I often struggle to follow—and rarely attempt to contribute to—conversations that veer into the nebulous realm of “gaming culture.” From my clumsy “Mario Kart” skills that cost me a middle school friendship to the non-committal nods I give in response to “Fortnite” references, it is safe to say that video games exist firmly outside of my comfort zone.
In April of 2016, in my junior year of high school, I came to Bowdoin on the first stop of a series of college tours that took me across New England. I don’t remember much from that inaugural visit, but I do remember one particular landmark: a small, red brick building on the north end of the quad.
Books are powerful objects, and the most formidable ones exceed the expectations of their own authors and immediate audience. One of the joys of studying and teaching literature is the opportunity to develop close relationships with those powerful objects, who become partners in lonely times or wise peers that you seek for advice.
We are writing out of a desire to contextualize the recent Orient article profiling the Peucinian Society. We cannot speak for all Peucinians and their experience in the society, nor are we trying to do so, but we would like to share our perspective as three dedicated and long-time members.

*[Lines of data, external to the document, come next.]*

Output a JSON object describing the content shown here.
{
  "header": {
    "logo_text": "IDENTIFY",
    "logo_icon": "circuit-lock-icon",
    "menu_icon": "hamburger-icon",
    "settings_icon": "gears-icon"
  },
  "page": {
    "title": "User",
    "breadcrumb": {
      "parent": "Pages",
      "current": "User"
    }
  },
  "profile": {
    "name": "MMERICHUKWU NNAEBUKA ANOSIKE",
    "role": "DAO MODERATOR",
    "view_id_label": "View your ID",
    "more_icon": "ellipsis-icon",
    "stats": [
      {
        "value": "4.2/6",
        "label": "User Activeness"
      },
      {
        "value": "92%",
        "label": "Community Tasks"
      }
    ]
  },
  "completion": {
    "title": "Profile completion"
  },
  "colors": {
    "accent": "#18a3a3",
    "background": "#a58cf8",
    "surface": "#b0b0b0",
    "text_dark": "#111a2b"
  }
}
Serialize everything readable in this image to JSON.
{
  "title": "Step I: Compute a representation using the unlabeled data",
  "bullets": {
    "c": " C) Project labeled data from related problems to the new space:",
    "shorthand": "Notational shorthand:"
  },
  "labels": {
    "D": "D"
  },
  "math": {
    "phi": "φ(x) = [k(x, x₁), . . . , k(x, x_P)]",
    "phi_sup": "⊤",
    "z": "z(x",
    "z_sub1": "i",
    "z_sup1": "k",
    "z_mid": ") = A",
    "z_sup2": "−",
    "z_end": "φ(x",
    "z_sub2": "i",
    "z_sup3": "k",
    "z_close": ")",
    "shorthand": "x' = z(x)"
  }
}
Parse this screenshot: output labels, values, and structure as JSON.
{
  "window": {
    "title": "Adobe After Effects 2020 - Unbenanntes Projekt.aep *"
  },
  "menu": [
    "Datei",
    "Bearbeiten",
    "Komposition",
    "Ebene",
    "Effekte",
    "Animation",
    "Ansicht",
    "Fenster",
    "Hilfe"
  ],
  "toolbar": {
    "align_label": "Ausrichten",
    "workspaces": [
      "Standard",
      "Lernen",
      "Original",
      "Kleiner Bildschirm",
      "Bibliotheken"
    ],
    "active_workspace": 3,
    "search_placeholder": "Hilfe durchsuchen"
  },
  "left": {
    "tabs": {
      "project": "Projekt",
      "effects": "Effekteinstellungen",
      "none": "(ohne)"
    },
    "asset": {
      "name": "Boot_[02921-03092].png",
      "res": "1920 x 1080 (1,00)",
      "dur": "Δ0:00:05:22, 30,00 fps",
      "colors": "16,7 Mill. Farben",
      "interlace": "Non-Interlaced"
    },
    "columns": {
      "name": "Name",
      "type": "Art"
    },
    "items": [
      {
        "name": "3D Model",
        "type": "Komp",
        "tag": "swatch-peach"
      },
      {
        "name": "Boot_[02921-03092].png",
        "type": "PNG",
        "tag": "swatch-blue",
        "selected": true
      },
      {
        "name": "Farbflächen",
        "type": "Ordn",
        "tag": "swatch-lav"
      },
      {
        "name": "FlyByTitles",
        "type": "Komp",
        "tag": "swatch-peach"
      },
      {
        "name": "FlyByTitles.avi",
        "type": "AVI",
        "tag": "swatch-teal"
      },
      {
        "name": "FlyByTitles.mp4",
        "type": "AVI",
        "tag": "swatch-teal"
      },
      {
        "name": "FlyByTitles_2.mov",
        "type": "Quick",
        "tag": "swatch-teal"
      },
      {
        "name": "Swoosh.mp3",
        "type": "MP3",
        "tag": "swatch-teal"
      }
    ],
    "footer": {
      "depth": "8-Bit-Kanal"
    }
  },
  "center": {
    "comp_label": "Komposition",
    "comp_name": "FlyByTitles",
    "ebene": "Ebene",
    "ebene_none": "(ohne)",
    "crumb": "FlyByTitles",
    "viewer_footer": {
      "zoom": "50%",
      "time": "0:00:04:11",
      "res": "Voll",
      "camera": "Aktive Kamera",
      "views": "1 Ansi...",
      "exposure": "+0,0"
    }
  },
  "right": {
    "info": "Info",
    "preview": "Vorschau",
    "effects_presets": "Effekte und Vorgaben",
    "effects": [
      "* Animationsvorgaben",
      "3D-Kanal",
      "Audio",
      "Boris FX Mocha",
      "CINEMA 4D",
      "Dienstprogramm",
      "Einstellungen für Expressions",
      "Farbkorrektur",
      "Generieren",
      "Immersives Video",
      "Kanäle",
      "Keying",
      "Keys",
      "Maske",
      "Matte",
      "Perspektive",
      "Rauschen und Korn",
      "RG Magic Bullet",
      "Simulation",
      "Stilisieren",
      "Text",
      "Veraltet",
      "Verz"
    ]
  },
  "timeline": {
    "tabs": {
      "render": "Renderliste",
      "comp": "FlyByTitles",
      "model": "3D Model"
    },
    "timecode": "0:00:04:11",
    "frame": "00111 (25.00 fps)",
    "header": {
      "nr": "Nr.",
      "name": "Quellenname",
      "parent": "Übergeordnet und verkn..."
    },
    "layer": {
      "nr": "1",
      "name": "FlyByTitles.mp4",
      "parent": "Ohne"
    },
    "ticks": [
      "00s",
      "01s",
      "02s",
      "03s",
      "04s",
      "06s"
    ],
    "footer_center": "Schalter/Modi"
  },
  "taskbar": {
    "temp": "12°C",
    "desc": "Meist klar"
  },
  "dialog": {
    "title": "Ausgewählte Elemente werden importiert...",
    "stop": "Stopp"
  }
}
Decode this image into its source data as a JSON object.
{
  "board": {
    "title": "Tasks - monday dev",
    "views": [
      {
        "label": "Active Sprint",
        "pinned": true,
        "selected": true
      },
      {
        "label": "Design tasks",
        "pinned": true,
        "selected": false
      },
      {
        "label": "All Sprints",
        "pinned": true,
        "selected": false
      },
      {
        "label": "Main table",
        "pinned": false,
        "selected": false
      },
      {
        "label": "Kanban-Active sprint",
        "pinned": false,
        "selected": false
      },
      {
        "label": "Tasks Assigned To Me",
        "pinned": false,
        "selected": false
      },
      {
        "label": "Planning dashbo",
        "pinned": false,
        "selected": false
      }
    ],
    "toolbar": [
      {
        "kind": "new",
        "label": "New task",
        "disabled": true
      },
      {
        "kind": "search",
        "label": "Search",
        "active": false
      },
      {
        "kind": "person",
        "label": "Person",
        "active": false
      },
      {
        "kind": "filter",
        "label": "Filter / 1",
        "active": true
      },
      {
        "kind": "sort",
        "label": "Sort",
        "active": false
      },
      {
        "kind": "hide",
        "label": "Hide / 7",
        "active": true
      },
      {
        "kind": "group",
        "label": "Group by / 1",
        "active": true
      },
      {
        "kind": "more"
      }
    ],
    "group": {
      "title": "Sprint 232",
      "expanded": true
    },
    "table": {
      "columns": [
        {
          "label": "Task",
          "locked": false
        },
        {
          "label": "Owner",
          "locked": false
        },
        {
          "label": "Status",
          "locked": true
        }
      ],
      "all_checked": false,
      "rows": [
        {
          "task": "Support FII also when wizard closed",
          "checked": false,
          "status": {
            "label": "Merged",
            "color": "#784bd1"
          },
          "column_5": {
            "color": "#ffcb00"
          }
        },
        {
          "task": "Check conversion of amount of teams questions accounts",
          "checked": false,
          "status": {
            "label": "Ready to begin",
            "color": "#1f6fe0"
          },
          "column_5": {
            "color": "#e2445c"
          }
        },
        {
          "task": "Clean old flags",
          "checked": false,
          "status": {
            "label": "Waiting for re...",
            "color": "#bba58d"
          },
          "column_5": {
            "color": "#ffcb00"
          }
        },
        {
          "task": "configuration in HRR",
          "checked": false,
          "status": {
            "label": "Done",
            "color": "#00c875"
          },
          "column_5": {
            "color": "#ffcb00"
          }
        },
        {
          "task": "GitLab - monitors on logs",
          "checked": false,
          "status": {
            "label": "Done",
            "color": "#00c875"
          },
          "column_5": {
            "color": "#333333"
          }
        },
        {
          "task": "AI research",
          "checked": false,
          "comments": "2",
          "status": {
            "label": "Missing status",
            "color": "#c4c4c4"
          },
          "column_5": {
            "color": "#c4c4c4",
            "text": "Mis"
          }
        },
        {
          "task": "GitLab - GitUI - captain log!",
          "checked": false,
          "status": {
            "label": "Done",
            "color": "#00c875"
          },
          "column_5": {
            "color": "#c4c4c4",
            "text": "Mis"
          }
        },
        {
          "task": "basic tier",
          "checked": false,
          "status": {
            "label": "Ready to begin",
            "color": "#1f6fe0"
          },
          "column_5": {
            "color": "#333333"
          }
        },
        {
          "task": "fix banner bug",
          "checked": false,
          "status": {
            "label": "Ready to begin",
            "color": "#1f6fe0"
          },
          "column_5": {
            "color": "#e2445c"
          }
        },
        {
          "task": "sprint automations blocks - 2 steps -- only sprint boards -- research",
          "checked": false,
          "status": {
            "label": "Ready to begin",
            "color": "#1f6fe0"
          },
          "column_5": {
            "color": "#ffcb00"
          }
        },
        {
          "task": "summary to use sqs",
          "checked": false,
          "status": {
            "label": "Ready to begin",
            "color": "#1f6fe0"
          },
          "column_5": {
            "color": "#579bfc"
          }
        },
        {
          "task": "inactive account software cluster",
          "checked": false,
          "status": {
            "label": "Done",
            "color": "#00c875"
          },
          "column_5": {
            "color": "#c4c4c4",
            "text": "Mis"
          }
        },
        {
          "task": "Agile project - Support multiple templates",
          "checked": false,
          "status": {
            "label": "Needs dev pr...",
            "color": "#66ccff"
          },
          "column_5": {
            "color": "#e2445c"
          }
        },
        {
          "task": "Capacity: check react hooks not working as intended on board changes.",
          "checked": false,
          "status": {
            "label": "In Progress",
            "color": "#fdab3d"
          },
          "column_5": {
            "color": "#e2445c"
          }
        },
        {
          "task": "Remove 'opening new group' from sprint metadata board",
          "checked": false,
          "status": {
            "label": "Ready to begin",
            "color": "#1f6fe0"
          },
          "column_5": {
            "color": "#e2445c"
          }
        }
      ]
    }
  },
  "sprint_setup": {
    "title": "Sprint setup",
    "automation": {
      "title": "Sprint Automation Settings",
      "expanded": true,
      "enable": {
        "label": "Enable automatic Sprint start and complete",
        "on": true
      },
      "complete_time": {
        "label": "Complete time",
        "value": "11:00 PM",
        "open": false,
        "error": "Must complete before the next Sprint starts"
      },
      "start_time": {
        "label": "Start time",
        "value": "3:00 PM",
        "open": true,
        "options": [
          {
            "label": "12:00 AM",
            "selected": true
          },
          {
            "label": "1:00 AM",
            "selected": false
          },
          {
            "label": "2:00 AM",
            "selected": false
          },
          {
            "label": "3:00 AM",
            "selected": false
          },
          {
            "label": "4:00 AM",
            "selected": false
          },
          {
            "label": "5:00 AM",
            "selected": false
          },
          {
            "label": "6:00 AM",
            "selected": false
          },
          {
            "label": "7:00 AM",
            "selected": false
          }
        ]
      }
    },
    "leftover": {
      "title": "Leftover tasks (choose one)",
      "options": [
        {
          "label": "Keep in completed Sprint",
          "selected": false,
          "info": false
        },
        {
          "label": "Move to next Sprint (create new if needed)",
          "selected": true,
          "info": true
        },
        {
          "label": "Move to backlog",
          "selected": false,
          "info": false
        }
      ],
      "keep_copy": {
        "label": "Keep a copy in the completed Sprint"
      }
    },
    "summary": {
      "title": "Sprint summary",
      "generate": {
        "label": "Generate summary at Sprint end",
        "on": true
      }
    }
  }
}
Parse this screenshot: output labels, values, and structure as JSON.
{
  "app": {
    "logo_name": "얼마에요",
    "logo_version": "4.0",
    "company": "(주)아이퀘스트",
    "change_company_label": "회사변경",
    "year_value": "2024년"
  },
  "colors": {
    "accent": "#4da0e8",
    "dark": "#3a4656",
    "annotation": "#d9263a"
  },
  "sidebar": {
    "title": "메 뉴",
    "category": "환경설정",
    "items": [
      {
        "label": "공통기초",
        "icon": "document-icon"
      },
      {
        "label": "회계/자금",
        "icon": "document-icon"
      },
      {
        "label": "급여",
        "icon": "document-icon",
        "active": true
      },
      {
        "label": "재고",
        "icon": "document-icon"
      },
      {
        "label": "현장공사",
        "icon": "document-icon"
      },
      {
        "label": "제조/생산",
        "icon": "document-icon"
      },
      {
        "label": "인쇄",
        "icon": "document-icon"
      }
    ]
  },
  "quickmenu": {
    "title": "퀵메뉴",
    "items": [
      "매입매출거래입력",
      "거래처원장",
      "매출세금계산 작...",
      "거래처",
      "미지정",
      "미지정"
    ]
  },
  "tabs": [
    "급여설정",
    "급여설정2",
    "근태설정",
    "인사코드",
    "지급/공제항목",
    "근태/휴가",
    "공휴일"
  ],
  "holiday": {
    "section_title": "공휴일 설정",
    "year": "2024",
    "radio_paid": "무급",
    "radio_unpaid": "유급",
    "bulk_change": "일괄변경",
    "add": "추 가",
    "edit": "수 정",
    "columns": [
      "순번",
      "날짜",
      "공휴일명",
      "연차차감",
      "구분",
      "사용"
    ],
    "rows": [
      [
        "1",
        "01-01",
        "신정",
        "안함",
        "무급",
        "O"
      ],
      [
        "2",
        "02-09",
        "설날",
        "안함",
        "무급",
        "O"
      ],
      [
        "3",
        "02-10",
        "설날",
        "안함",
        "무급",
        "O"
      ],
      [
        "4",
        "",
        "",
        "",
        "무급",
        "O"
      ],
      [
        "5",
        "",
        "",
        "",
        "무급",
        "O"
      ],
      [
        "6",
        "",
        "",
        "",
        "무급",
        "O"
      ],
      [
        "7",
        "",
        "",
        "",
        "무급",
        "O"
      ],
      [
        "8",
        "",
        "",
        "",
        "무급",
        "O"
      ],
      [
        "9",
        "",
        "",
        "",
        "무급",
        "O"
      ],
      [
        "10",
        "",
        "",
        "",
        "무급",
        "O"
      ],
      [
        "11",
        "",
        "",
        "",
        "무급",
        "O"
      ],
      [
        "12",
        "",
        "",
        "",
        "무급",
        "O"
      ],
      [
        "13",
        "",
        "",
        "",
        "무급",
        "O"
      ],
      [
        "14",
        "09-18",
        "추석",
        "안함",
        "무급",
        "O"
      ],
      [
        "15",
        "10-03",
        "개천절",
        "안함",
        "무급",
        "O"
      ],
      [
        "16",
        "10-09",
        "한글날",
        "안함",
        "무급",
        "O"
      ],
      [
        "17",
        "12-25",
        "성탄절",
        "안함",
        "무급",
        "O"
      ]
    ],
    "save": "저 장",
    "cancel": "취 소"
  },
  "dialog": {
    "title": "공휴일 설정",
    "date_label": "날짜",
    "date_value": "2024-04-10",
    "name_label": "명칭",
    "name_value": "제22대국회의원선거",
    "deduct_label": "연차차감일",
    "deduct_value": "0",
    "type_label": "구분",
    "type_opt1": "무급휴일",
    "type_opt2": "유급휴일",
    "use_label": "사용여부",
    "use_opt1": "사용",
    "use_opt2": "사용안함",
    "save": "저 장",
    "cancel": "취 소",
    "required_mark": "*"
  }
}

To the Editor, I want to thank Harry DiPrinzio for his thought-provoking article in last week’s Orient concerning the financial challenges that confront many Bowdoin employees. A few factual errors aside, Harry’s article certainly rings true to me.
To the Editors, I want to say thank you for your story on the economic conditions of Bowdoin’s facilities workers. Your reporter deserves great praise for thoughtfully taking on a challenging subject. After graduating from Bowdoin in 1994, I helped organize a union for teaching assistants in the University of California system while I was in graduate school.
In September I will have been here 10 years. I have always loved my job. For the last five years, I have been assigned Winthrop Hall. I love to be in a first-year dorm. I meet all my students and parents the first day and tell them, “I’m your Bowdoin mom.” The biggest reason that I am here is the kids.
In 1954, Brown v. Board of Education determined that the racial segregation of schools is unconstitutional. Discussions of “affirmative action” in the context of admission into federally-funded programs emerged in the 1960s. In the subsequent decades, educational spaces across the United States began to admit African American students and students of other marginalized groups at a slow but steadily increasing pace.